* To do *
From the records below, please return each line that holds the word "this".

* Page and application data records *
# # # #
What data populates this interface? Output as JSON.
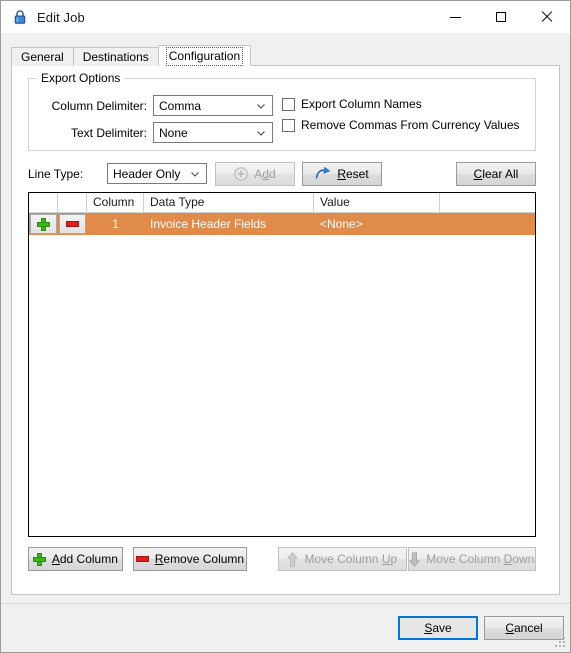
{
  "window": {
    "title": "Edit Job",
    "icon": "lock-icon",
    "controls": {
      "minimize": "minimize-icon",
      "maximize": "maximize-icon",
      "close": "close-icon"
    }
  },
  "tabs": [
    {
      "label": "General",
      "selected": false
    },
    {
      "label": "Destinations",
      "selected": false
    },
    {
      "label": "Configuration",
      "selected": true
    }
  ],
  "export_options": {
    "legend": "Export Options",
    "column_delimiter": {
      "label": "Column Delimiter:",
      "value": "Comma"
    },
    "text_delimiter": {
      "label": "Text Delimiter:",
      "value": "None"
    },
    "checkboxes": [
      {
        "label": "Export Column Names",
        "checked": false
      },
      {
        "label": "Remove Commas From Currency Values",
        "checked": false
      }
    ]
  },
  "line_type": {
    "label": "Line Type:",
    "value": "Header Only",
    "add_button": {
      "label": "Add",
      "accel": "d",
      "enabled": false,
      "icon": "plus-circle-icon"
    },
    "reset_button": {
      "label": "Reset",
      "accel": "R",
      "enabled": true,
      "icon": "reset-arrow-icon"
    },
    "clear_all_button": {
      "label": "Clear All",
      "accel": "C",
      "enabled": true
    }
  },
  "grid": {
    "columns": [
      "",
      "",
      "Column",
      "Data Type",
      "Value",
      ""
    ],
    "rows": [
      {
        "add_icon": "plus-icon",
        "remove_icon": "minus-icon",
        "column": "1",
        "data_type": "Invoice Header Fields",
        "value": "<None>",
        "selected": true
      }
    ]
  },
  "grid_buttons": [
    {
      "label": "Add Column",
      "accel": "A",
      "enabled": true,
      "icon": "plus-icon"
    },
    {
      "label": "Remove Column",
      "accel": "R",
      "enabled": true,
      "icon": "minus-icon"
    },
    {
      "label": "Move Column Up",
      "accel": "U",
      "enabled": false,
      "icon": "arrow-up-icon"
    },
    {
      "label": "Move Column Down",
      "accel": "D",
      "enabled": false,
      "icon": "arrow-down-icon"
    }
  ],
  "footer": {
    "save": {
      "label": "Save",
      "accel": "S",
      "default": true
    },
    "cancel": {
      "label": "Cancel",
      "accel": "C",
      "default": false
    }
  },
  "colors": {
    "selected_row": "#e08b49",
    "accent_focus": "#0078d7",
    "green": "#3cb815",
    "red": "#e02020"
  }
}
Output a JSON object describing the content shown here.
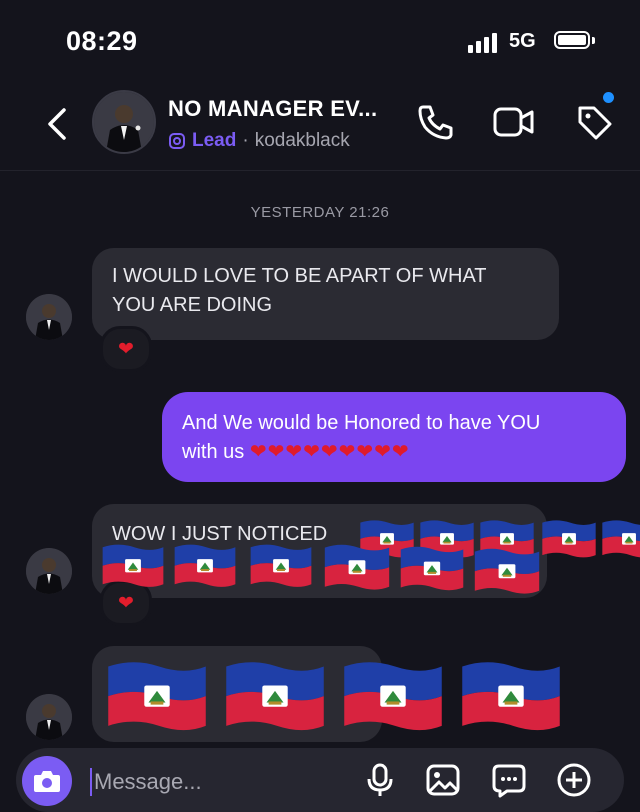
{
  "status": {
    "time": "08:29",
    "network": "5G"
  },
  "header": {
    "title": "NO MANAGER EV...",
    "badge": "Lead",
    "separator": "·",
    "username": "kodakblack"
  },
  "timestamp": "YESTERDAY 21:26",
  "messages": [
    {
      "direction": "incoming",
      "lines": [
        "I WOULD LOVE TO BE APART OF WHAT",
        "YOU ARE DOING"
      ],
      "reaction": "❤"
    },
    {
      "direction": "outgoing",
      "lines": [
        "And We would be Honored to have YOU",
        "with us"
      ],
      "emoji": "❤❤❤❤❤❤❤❤❤"
    },
    {
      "direction": "incoming",
      "lines": [
        "WOW I JUST NOTICED"
      ],
      "reaction": "❤"
    },
    {
      "direction": "incoming",
      "lines": [
        ""
      ]
    }
  ],
  "compose": {
    "placeholder": "Message..."
  },
  "colors": {
    "accent": "#7b5cf3",
    "outgoing_bubble": "#7b45f0",
    "incoming_bubble": "#2b2b33",
    "background": "#14141c",
    "notification": "#1e90ff"
  }
}
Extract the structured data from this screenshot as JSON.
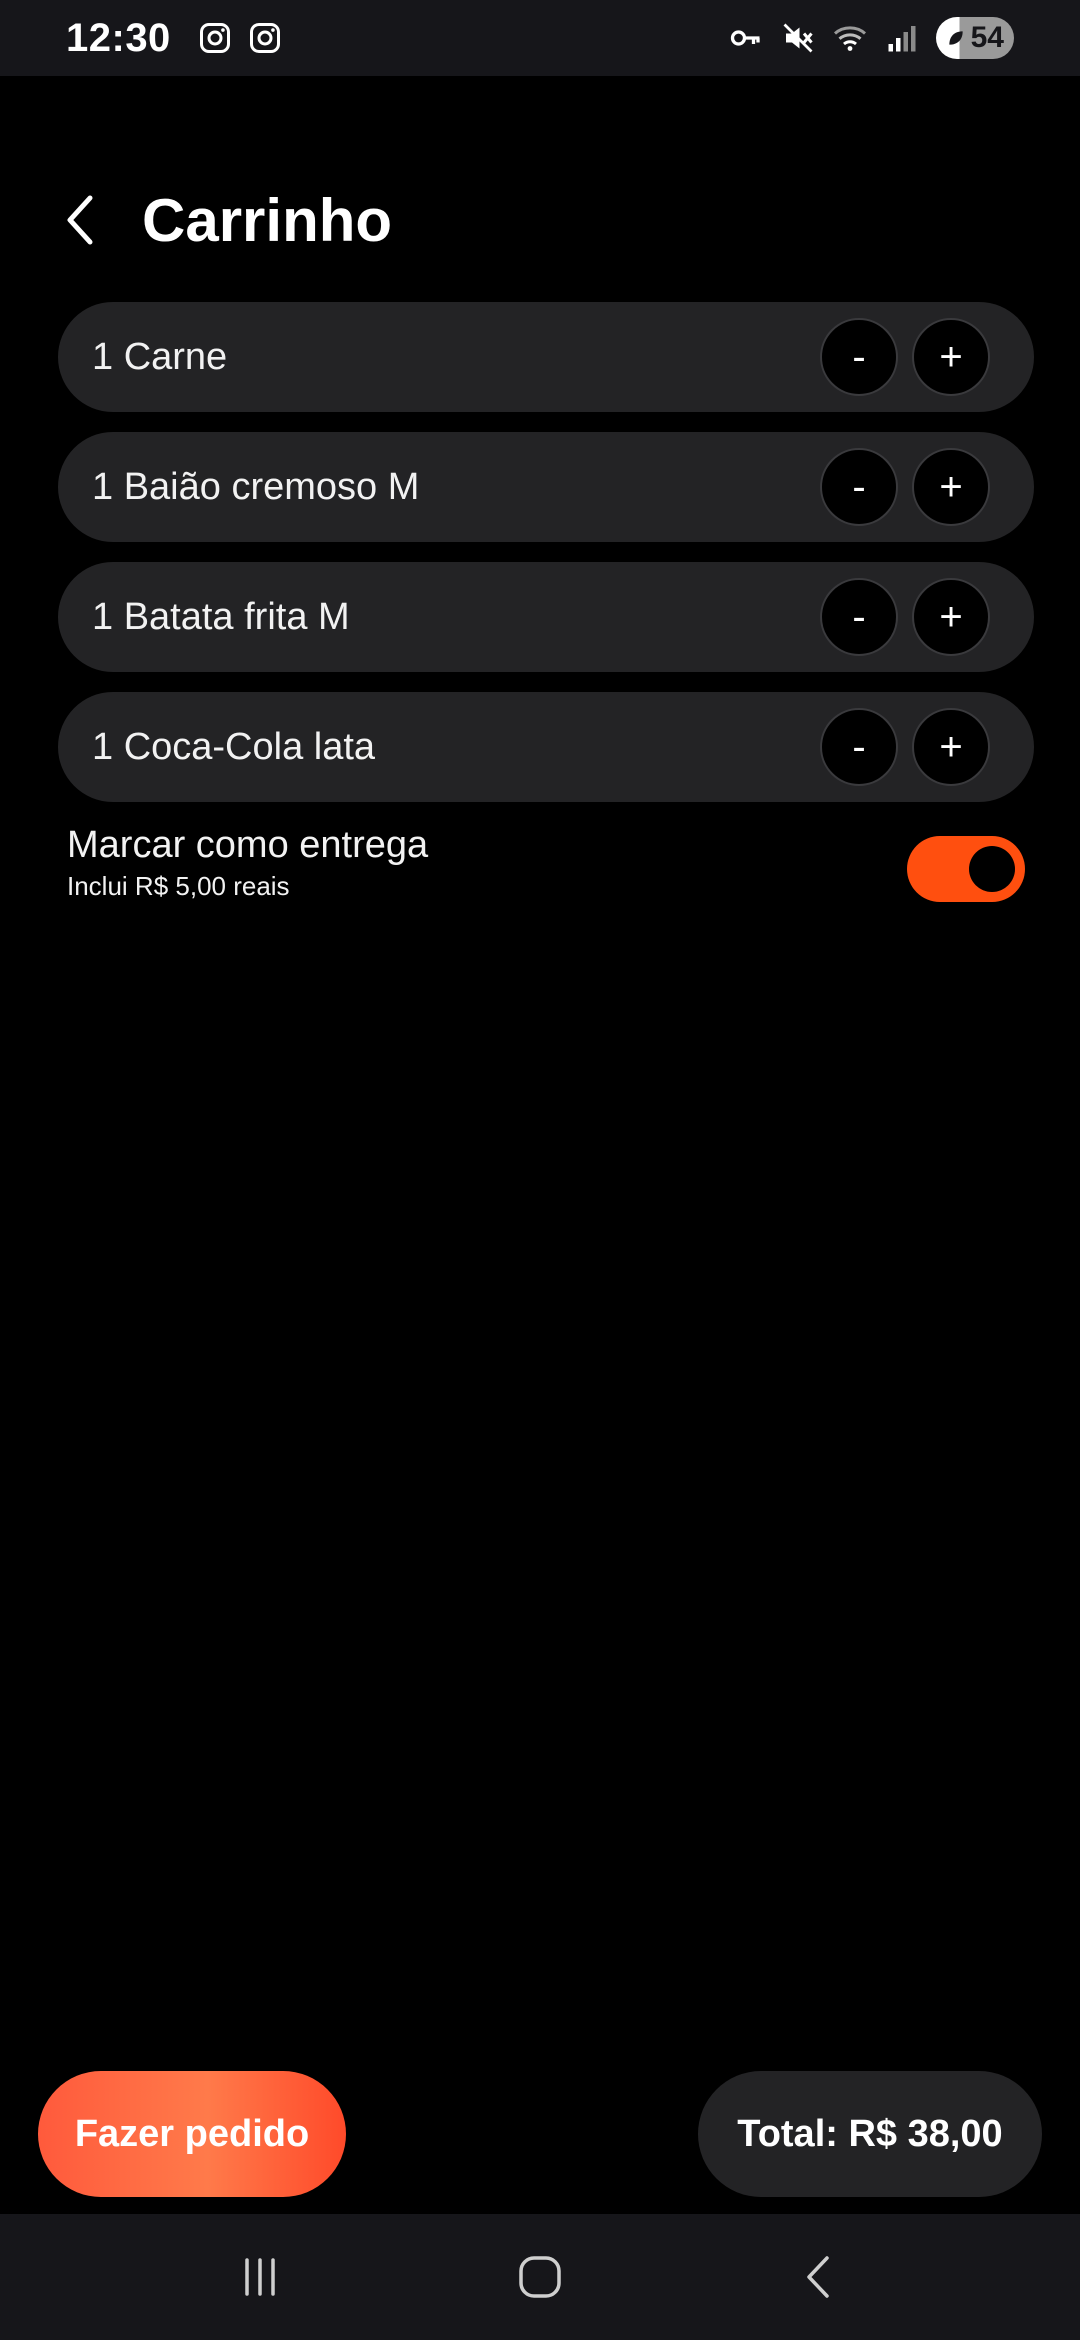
{
  "status_bar": {
    "time": "12:30",
    "left_icons": [
      "instagram-icon",
      "instagram-icon"
    ],
    "right_icons": [
      "vpn-key-icon",
      "mute-icon",
      "wifi-icon",
      "signal-icon"
    ],
    "battery_level": "54"
  },
  "header": {
    "title": "Carrinho"
  },
  "cart": {
    "items": [
      {
        "label": "1 Carne",
        "minus": "-",
        "plus": "+"
      },
      {
        "label": "1 Baião cremoso M",
        "minus": "-",
        "plus": "+"
      },
      {
        "label": "1 Batata frita M",
        "minus": "-",
        "plus": "+"
      },
      {
        "label": "1 Coca-Cola lata",
        "minus": "-",
        "plus": "+"
      }
    ]
  },
  "delivery": {
    "title": "Marcar como entrega",
    "subtitle": "Inclui R$ 5,00 reais",
    "enabled": true
  },
  "footer": {
    "order_button": "Fazer pedido",
    "total": "Total: R$ 38,00"
  },
  "colors": {
    "accent": "#ff4f0f",
    "background": "#000000",
    "card": "#232325"
  }
}
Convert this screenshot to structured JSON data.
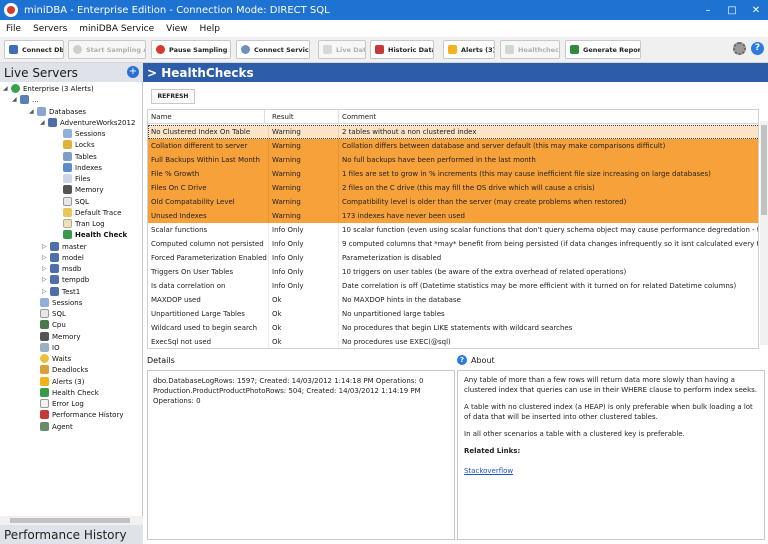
{
  "window": {
    "title": "miniDBA - Enterprise Edition - Connection Mode: DIRECT SQL",
    "controls": [
      "–",
      "□",
      "✕"
    ]
  },
  "menu": [
    "File",
    "Servers",
    "miniDBA Service",
    "View",
    "Help"
  ],
  "toolbar": {
    "connect_db": "Connect Db",
    "start_sampling_all": "Start Sampling All",
    "pause_sampling_all": "Pause Sampling All",
    "connect_service": "Connect Service",
    "live_data": "Live Data",
    "historic_data": "Historic Data",
    "alerts": "Alerts (3)",
    "healthcheck": "Healthcheck",
    "generate_reports": "Generate Reports"
  },
  "left_panel": {
    "title": "Live Servers",
    "footer": "Performance History",
    "tree": [
      "Enterprise (3 Alerts)",
      "...",
      "Databases",
      "AdventureWorks2012",
      "Sessions",
      "Locks",
      "Tables",
      "Indexes",
      "Files",
      "Memory",
      "SQL",
      "Default Trace",
      "Tran Log",
      "Health Check",
      "master",
      "model",
      "msdb",
      "tempdb",
      "Test1",
      "Sessions",
      "SQL",
      "Cpu",
      "Memory",
      "IO",
      "Waits",
      "Deadlocks",
      "Alerts (3)",
      "Health Check",
      "Error Log",
      "Performance History",
      "Agent"
    ]
  },
  "main": {
    "title": "> HealthChecks",
    "refresh": "REFRESH",
    "columns": [
      "Name",
      "Result",
      "Comment"
    ],
    "rows": [
      {
        "name": "No Clustered Index On Table",
        "result": "Warning",
        "comment": "2 tables without a non clustered index"
      },
      {
        "name": "Collation different to server",
        "result": "Warning",
        "comment": "Collation differs between database and server default (this may make comparisons difficult)"
      },
      {
        "name": "Full Backups Within Last Month",
        "result": "Warning",
        "comment": "No full backups have been performed in the last month"
      },
      {
        "name": "File % Growth",
        "result": "Warning",
        "comment": "1 files are set to grow in % increments (this may cause inefficient file size increasing on large databases)"
      },
      {
        "name": "Files On C Drive",
        "result": "Warning",
        "comment": "2 files on the C drive (this may fill the OS drive which will cause a crisis)"
      },
      {
        "name": "Old Compatability Level",
        "result": "Warning",
        "comment": "Compatibility level is older than the server (may create problems when restored)"
      },
      {
        "name": "Unused Indexes",
        "result": "Warning",
        "comment": "173 indexes have never been used"
      },
      {
        "name": "Scalar functions",
        "result": "Info Only",
        "comment": "10 scalar function (even using scalar functions that don't query schema object may cause performance degredation - test re"
      },
      {
        "name": "Computed column not persisted",
        "result": "Info Only",
        "comment": "9 computed columns that *may* benefit from being persisted (if data changes infrequently so it isnt calculated every time it"
      },
      {
        "name": "Forced Parameterization Enabled",
        "result": "Info Only",
        "comment": "Parameterization is disabled"
      },
      {
        "name": "Triggers On User Tables",
        "result": "Info Only",
        "comment": "10 triggers on user tables (be aware of the extra overhead of related operations)"
      },
      {
        "name": "Is data correlation on",
        "result": "Info Only",
        "comment": "Date correlation is off (Datetime statistics may be more efficient with it turned on for related Datetime columns)"
      },
      {
        "name": "MAXDOP used",
        "result": "Ok",
        "comment": "No MAXDOP hints in the database"
      },
      {
        "name": "Unpartitioned Large Tables",
        "result": "Ok",
        "comment": "No unpartitioned large tables"
      },
      {
        "name": "Wildcard used to begin search",
        "result": "Ok",
        "comment": "No procedures that begin LIKE statements with wildcard searches"
      },
      {
        "name": "ExecSql not used",
        "result": "Ok",
        "comment": "No procedures use EXEC(@sql)"
      }
    ],
    "details_label": "Details",
    "details_lines": [
      "dbo.DatabaseLogRows: 1597;    Created: 14/03/2012 1:14:18 PM    Operations: 0",
      "Production.ProductProductPhotoRows: 504;    Created: 14/03/2012 1:14:19 PM",
      "Operations: 0"
    ],
    "about_label": "About",
    "about_p1": "Any table of more than a few rows will return data more slowly than having a clustered index that queries can use in their WHERE clause to perform index seeks.",
    "about_p2": "A table with no clustered index (a HEAP) is only preferable when bulk loading a lot of data that will be inserted into other clustered tables.",
    "about_p3": "In all other scenarios a table with a clustered key is preferable.",
    "related_links": "Related Links:",
    "link": "Stackoverflow"
  },
  "colors": {
    "titlebar": "#1e73d2",
    "main_header": "#2d5da8",
    "warning_row": "#f7a13a",
    "selected_row": "#fbe4c5"
  }
}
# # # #
* Output *
What data populates this interface? Output as JSON.
Extract the structured data from this screenshot as JSON.
Convert this screenshot to structured JSON data.
        "comment": "Collation differs between database and server default (this may make comparisons difficult)"
        "comment": "1 files are set to grow in % increments (this may cause inefficient file size increasing on large databases)"
        "comment": "2 files on the C drive (this may fill the OS drive which will cause a crisis)"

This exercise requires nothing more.